Could you please output all of the data exactly, without the images?

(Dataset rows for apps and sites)
-=-=-=-=-
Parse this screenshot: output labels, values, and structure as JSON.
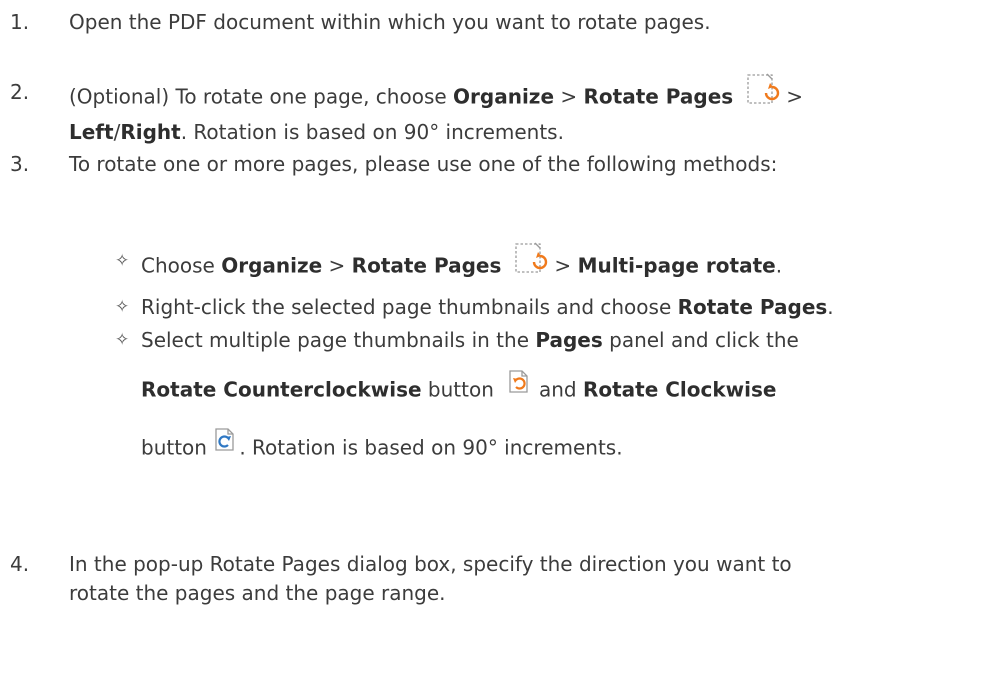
{
  "steps": [
    {
      "number": "1.",
      "text": "Open the PDF document within which you want to rotate pages."
    },
    {
      "number": "2.",
      "a": "(Optional) To rotate one page, choose ",
      "b1": "Organize",
      "sep1": " > ",
      "b2": "Rotate Pages",
      "tail": " >",
      "cont_b1": "Left",
      "cont_slash": "/",
      "cont_b2": "Right",
      "cont_text": ". Rotation is based on 90° increments."
    },
    {
      "number": "3.",
      "text": "To rotate one or more pages, please use one of the following methods:"
    },
    {
      "number": "4.",
      "line1": "In the pop-up Rotate Pages dialog box, specify the direction you want to",
      "line2": "rotate the pages and the page range."
    }
  ],
  "methods": {
    "bullet": "✧",
    "m1": {
      "a": "Choose ",
      "b1": "Organize",
      "sep1": " > ",
      "b2": "Rotate Pages",
      "sep2": " > ",
      "b3": "Multi-page rotate",
      "end": "."
    },
    "m2": {
      "a": "Right-click the selected page thumbnails and choose ",
      "b1": "Rotate Pages",
      "end": "."
    },
    "m3": {
      "a": "Select multiple page thumbnails in the ",
      "b1": "Pages",
      "c": " panel and click the",
      "b2": "Rotate Counterclockwise",
      "d": " button ",
      "e": " and ",
      "b3": "Rotate Clockwise",
      "f": "button ",
      "g": ". Rotation is based on 90° increments."
    }
  },
  "icons": {
    "rotate_pages": "rotate-pages-icon",
    "rotate_ccw": "rotate-counterclockwise-icon",
    "rotate_cw": "rotate-clockwise-icon",
    "accent_orange": "#f07a1c",
    "accent_blue": "#2f78c4"
  }
}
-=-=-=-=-
→ **The answer**
Parse this screenshot: output labels, values, and structure as JSON.
{
  "steps": [
    {
      "number": "1.",
      "text": "Open the PDF document within which you want to rotate pages."
    },
    {
      "number": "2.",
      "a": "(Optional) To rotate one page, choose ",
      "b1": "Organize",
      "sep1": " > ",
      "b2": "Rotate Pages",
      "tail": " >",
      "cont_b1": "Left",
      "cont_slash": "/",
      "cont_b2": "Right",
      "cont_text": ". Rotation is based on 90° increments."
    },
    {
      "number": "3.",
      "text": "To rotate one or more pages, please use one of the following methods:"
    },
    {
      "number": "4.",
      "line1": "In the pop-up Rotate Pages dialog box, specify the direction you want to",
      "line2": "rotate the pages and the page range."
    }
  ],
  "methods": {
    "bullet": "✧",
    "m1": {
      "a": "Choose ",
      "b1": "Organize",
      "sep1": " > ",
      "b2": "Rotate Pages",
      "sep2": " > ",
      "b3": "Multi-page rotate",
      "end": "."
    },
    "m2": {
      "a": "Right-click the selected page thumbnails and choose ",
      "b1": "Rotate Pages",
      "end": "."
    },
    "m3": {
      "a": "Select multiple page thumbnails in the ",
      "b1": "Pages",
      "c": " panel and click the",
      "b2": "Rotate Counterclockwise",
      "d": " button ",
      "e": " and ",
      "b3": "Rotate Clockwise",
      "f": "button ",
      "g": ". Rotation is based on 90° increments."
    }
  },
  "icons": {
    "rotate_pages": "rotate-pages-icon",
    "rotate_ccw": "rotate-counterclockwise-icon",
    "rotate_cw": "rotate-clockwise-icon",
    "accent_orange": "#f07a1c",
    "accent_blue": "#2f78c4"
  }
}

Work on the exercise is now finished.